*** Opening Records for this task ***

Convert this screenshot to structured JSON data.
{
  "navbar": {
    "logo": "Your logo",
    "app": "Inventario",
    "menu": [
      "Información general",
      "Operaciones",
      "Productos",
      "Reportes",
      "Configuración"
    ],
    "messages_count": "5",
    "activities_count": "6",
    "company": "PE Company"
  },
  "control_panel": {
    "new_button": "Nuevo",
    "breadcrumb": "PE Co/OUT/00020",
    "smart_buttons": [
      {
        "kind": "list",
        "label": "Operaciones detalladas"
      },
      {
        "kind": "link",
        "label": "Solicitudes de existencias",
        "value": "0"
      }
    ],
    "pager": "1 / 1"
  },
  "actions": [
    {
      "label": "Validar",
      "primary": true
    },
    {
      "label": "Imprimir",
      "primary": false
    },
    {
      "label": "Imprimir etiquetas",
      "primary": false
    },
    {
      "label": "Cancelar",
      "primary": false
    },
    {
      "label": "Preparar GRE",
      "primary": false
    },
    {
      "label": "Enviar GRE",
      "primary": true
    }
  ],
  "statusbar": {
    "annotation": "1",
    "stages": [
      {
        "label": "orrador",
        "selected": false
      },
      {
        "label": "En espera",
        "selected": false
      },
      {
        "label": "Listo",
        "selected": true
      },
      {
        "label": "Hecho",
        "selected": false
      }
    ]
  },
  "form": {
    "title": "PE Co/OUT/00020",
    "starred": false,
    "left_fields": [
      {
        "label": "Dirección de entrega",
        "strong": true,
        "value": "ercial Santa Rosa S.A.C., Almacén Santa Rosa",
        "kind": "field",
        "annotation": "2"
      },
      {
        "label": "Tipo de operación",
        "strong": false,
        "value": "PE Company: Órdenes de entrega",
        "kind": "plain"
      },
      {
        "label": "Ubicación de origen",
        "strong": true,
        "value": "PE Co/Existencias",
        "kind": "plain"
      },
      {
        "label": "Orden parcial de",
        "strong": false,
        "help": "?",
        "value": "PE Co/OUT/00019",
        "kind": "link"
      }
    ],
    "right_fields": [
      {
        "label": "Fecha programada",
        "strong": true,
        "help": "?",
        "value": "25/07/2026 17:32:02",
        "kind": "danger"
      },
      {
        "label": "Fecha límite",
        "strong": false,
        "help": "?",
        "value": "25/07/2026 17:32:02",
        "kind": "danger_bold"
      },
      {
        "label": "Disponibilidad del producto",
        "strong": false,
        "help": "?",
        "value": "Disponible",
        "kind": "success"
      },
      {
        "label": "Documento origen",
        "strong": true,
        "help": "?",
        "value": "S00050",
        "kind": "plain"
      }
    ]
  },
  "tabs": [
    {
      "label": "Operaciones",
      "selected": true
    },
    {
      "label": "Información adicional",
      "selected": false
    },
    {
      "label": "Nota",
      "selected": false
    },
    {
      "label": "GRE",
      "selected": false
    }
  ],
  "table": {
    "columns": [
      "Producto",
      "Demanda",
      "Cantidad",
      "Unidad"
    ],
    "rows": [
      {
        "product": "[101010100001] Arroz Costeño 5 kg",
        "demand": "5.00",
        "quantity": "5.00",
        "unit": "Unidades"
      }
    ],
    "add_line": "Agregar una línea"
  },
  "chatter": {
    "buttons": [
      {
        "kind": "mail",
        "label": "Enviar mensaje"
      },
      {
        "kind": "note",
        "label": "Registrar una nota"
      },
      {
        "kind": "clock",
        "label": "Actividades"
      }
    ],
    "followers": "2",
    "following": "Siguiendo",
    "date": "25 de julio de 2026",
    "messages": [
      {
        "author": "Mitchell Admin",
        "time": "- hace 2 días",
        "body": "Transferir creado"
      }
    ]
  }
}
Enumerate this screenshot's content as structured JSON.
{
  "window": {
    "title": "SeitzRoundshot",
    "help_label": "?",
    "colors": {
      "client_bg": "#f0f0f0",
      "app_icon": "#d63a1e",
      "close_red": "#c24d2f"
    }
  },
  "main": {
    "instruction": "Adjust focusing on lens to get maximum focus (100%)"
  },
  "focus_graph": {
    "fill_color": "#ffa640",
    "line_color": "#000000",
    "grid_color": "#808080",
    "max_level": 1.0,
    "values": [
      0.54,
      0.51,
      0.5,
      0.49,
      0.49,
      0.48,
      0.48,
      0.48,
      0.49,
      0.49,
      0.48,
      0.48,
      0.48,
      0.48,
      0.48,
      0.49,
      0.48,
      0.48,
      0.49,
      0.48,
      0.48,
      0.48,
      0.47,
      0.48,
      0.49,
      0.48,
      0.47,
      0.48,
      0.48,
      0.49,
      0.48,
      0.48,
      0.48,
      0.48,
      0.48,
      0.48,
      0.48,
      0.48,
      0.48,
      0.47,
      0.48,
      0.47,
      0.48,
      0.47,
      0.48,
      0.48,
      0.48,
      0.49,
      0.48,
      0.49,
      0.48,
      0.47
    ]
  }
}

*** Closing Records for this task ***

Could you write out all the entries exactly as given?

Response box:
Convert this screenshot to structured JSON data.
{
  "navbar": {
    "logo": "Your logo",
    "app": "Inventario",
    "menu": [
      "Información general",
      "Operaciones",
      "Productos",
      "Reportes",
      "Configuración"
    ],
    "messages_count": "5",
    "activities_count": "6",
    "company": "PE Company"
  },
  "control_panel": {
    "new_button": "Nuevo",
    "breadcrumb": "PE Co/OUT/00020",
    "smart_buttons": [
      {
        "kind": "list",
        "label": "Operaciones detalladas"
      },
      {
        "kind": "link",
        "label": "Solicitudes de existencias",
        "value": "0"
      }
    ],
    "pager": "1 / 1"
  },
  "actions": [
    {
      "label": "Validar",
      "primary": true
    },
    {
      "label": "Imprimir",
      "primary": false
    },
    {
      "label": "Imprimir etiquetas",
      "primary": false
    },
    {
      "label": "Cancelar",
      "primary": false
    },
    {
      "label": "Preparar GRE",
      "primary": false
    },
    {
      "label": "Enviar GRE",
      "primary": true
    }
  ],
  "statusbar": {
    "annotation": "1",
    "stages": [
      {
        "label": "orrador",
        "selected": false
      },
      {
        "label": "En espera",
        "selected": false
      },
      {
        "label": "Listo",
        "selected": true
      },
      {
        "label": "Hecho",
        "selected": false
      }
    ]
  },
  "form": {
    "title": "PE Co/OUT/00020",
    "starred": false,
    "left_fields": [
      {
        "label": "Dirección de entrega",
        "strong": true,
        "value": "ercial Santa Rosa S.A.C., Almacén Santa Rosa",
        "kind": "field",
        "annotation": "2"
      },
      {
        "label": "Tipo de operación",
        "strong": false,
        "value": "PE Company: Órdenes de entrega",
        "kind": "plain"
      },
      {
        "label": "Ubicación de origen",
        "strong": true,
        "value": "PE Co/Existencias",
        "kind": "plain"
      },
      {
        "label": "Orden parcial de",
        "strong": false,
        "help": "?",
        "value": "PE Co/OUT/00019",
        "kind": "link"
      }
    ],
    "right_fields": [
      {
        "label": "Fecha programada",
        "strong": true,
        "help": "?",
        "value": "25/07/2026 17:32:02",
        "kind": "danger"
      },
      {
        "label": "Fecha límite",
        "strong": false,
        "help": "?",
        "value": "25/07/2026 17:32:02",
        "kind": "danger_bold"
      },
      {
        "label": "Disponibilidad del producto",
        "strong": false,
        "help": "?",
        "value": "Disponible",
        "kind": "success"
      },
      {
        "label": "Documento origen",
        "strong": true,
        "help": "?",
        "value": "S00050",
        "kind": "plain"
      }
    ]
  },
  "tabs": [
    {
      "label": "Operaciones",
      "selected": true
    },
    {
      "label": "Información adicional",
      "selected": false
    },
    {
      "label": "Nota",
      "selected": false
    },
    {
      "label": "GRE",
      "selected": false
    }
  ],
  "table": {
    "columns": [
      "Producto",
      "Demanda",
      "Cantidad",
      "Unidad"
    ],
    "rows": [
      {
        "product": "[101010100001] Arroz Costeño 5 kg",
        "demand": "5.00",
        "quantity": "5.00",
        "unit": "Unidades"
      }
    ],
    "add_line": "Agregar una línea"
  },
  "chatter": {
    "buttons": [
      {
        "kind": "mail",
        "label": "Enviar mensaje"
      },
      {
        "kind": "note",
        "label": "Registrar una nota"
      },
      {
        "kind": "clock",
        "label": "Actividades"
      }
    ],
    "followers": "2",
    "following": "Siguiendo",
    "date": "25 de julio de 2026",
    "messages": [
      {
        "author": "Mitchell Admin",
        "time": "- hace 2 días",
        "body": "Transferir creado"
      }
    ]
  }
}
Enumerate this screenshot's content as structured JSON.
{
  "window": {
    "title": "SeitzRoundshot",
    "help_label": "?",
    "colors": {
      "client_bg": "#f0f0f0",
      "app_icon": "#d63a1e",
      "close_red": "#c24d2f"
    }
  },
  "main": {
    "instruction": "Adjust focusing on lens to get maximum focus (100%)"
  },
  "focus_graph": {
    "fill_color": "#ffa640",
    "line_color": "#000000",
    "grid_color": "#808080",
    "max_level": 1.0,
    "values": [
      0.54,
      0.51,
      0.5,
      0.49,
      0.49,
      0.48,
      0.48,
      0.48,
      0.49,
      0.49,
      0.48,
      0.48,
      0.48,
      0.48,
      0.48,
      0.49,
      0.48,
      0.48,
      0.49,
      0.48,
      0.48,
      0.48,
      0.47,
      0.48,
      0.49,
      0.48,
      0.47,
      0.48,
      0.48,
      0.49,
      0.48,
      0.48,
      0.48,
      0.48,
      0.48,
      0.48,
      0.48,
      0.48,
      0.48,
      0.47,
      0.48,
      0.47,
      0.48,
      0.47,
      0.48,
      0.48,
      0.48,
      0.49,
      0.48,
      0.49,
      0.48,
      0.47
    ]
  }
}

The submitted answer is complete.